PHIL 573 Heidegger

 This course aims to be a course on Heidegger who is the most famous one of the critical modern philosophers. Departing from his famous book, namely, Being and Time, this course will try to comprehend the new way of pilosophy-making in Heidegger. In its general look, the philosopy of Heidegger may be seen as complicated and hard kind of philosophy; but this course will try to depict the ground on which the hiedeggerian philosopy stands. That is to say, Heidegger can be understood within his critics aganist the modern philosophy, and any discussion on the philosophy of Heidegger must regard its confrontation with the modern philosophy and modernity. Thus, this course will disscuss the hiedegerian philosophy within its confrontation with modern philosophy and intends to make a comparative study for a better comprehension of heideggerian philosopphy.

PHIL 566 Hegel

This course aims to be a course on a philosopher who is the most systematic and famous representative of the tradition of ‘German idealism’, namely on Hegel. In this course the philosophy of Hegel will be thought in its general outline but the main focus of the course will depart from his famous book named as ‘Phenomenology of the Sprit’. On the basis of that book, the adventure of the consciousness will be discussed in Hegelian system. In that manner, the course aims to make deep discussions on Hegelian constitution of the consciousness and its relations with the other members of ‘German idealism’. That is to say, the course will try to make a comparative discussion on the constitution and adventure of the consciousness.

PHIL 576 German Idealism

This course aims to be a course on the philosophers who belongs to the philosophic tradition named as ‘German idealism’ in general. These philosophers are Kant, Ficthe, Schelling and Hegel. Even if all this philosophers will be studied, the main emphasis will be on Kant and Hegel. Kant and Hegel will be thought as the two opposite philosophers of German idealism; and Ficthe and Schelling as the other two who constitute the interval between these opposites. In this manner, the course will try to make a deep discussion on the philosophies of Kant and Hegel. Thus, it will be a comparative study on German idealism in general and on Kant and Hegel in particular

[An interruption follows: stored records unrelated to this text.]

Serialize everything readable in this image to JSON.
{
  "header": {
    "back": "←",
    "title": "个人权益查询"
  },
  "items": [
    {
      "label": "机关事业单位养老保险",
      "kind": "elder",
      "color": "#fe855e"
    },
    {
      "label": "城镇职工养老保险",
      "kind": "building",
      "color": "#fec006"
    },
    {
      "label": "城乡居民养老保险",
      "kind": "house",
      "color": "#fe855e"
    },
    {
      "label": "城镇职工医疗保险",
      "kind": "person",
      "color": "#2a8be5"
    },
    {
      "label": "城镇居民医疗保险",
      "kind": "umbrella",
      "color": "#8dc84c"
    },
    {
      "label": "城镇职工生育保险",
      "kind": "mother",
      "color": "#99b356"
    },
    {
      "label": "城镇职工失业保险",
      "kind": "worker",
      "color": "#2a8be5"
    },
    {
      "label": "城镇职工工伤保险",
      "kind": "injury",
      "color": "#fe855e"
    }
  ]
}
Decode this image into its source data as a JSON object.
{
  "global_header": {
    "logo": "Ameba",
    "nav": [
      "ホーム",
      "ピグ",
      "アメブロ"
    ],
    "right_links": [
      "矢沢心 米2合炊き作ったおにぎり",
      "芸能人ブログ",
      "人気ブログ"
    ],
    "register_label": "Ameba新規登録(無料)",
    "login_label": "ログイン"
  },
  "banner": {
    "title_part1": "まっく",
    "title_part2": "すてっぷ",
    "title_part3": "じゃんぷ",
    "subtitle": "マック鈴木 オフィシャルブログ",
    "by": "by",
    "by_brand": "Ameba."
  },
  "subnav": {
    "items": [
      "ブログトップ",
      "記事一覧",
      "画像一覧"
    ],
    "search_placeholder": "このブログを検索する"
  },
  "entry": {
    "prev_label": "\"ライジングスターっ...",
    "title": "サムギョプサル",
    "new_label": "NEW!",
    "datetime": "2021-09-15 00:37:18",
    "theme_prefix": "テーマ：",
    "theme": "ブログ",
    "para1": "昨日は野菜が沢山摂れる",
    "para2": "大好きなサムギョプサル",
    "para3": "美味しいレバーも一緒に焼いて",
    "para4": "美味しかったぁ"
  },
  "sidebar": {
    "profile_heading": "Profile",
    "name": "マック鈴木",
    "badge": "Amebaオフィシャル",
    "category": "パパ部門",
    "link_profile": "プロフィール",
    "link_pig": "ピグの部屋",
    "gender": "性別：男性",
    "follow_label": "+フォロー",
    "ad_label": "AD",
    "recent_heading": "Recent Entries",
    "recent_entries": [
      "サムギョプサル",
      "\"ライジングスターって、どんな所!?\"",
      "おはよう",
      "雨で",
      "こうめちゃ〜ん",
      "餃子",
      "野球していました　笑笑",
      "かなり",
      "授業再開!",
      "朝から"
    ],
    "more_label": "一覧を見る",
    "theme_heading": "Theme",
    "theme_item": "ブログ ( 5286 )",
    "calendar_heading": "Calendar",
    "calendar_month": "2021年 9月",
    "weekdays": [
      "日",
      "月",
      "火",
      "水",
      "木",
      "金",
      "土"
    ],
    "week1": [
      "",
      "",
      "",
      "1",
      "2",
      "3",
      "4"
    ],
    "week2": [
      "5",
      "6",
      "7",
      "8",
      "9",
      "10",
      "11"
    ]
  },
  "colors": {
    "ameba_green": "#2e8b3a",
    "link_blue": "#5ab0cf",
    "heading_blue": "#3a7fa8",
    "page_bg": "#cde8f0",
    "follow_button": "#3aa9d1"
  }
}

PHIL 557 Levinas

This course aims to be a course on Emmanuel Levinas who can be accepted as one of the most influential figures of the contemporary philosophy. Especially the concept of ‘other’, as his conceptualization, became a fundamental and constructive concept not only for philosophy but also for all other so-called ‘social sciences’. In this course; we will try to understand the philosophy of Levinas departing from his main book ‘Totality and Infinity’. Following the book, we will discuss the concepts of infinity, ethics, other etc. Considering that his philosophy has a serious critique against Hegel and Heidegger; our course will try to understand Levinas within a comparison with Hegel and Heidegger.